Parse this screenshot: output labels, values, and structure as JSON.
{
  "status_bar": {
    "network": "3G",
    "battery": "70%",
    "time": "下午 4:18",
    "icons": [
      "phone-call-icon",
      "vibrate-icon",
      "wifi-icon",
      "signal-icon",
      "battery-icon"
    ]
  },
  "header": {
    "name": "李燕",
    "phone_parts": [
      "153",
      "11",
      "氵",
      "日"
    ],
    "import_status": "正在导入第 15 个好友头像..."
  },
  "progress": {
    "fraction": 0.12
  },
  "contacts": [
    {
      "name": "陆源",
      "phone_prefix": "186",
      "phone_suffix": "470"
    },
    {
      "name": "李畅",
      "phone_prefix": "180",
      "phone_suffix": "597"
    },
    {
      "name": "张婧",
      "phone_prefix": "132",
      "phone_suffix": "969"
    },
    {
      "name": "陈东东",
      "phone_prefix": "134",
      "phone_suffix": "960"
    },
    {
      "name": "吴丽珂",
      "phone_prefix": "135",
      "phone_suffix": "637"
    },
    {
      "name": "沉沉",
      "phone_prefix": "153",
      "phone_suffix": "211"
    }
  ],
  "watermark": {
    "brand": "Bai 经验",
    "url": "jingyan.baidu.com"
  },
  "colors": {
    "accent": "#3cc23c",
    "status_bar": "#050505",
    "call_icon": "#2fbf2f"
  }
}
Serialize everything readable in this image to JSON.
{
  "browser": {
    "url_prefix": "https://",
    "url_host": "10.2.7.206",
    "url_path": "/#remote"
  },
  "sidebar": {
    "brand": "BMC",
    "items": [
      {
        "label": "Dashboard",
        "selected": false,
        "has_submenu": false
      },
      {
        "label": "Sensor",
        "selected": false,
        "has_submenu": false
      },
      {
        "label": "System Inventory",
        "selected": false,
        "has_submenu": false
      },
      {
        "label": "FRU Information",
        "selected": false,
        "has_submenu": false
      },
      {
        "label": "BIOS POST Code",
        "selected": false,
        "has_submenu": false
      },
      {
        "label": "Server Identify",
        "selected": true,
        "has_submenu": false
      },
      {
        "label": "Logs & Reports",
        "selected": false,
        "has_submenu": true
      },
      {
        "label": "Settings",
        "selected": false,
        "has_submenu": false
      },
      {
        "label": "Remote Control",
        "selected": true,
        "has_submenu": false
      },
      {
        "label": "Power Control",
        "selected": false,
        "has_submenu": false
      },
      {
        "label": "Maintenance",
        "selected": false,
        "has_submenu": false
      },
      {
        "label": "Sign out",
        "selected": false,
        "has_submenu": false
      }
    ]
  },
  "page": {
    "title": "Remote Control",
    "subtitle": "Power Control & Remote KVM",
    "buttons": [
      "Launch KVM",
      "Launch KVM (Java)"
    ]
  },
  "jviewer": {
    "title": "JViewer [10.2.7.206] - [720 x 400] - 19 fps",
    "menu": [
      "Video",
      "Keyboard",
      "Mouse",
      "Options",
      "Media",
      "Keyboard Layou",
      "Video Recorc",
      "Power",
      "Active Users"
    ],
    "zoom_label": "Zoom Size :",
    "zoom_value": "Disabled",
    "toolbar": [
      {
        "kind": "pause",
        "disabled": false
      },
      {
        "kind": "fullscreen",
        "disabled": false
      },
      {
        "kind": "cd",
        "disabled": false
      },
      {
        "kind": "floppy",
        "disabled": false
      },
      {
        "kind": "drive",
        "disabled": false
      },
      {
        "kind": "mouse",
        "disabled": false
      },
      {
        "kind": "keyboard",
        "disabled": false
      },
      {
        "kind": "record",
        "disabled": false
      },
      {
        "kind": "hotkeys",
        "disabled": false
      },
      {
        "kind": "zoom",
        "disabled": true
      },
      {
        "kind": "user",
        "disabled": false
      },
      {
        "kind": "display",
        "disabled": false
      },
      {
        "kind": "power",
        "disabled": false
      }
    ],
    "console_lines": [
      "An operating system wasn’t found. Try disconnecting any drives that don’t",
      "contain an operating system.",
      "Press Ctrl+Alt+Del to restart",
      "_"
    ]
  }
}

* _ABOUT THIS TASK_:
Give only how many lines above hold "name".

* _SOLUTION TO THIS EXERCISE_:
7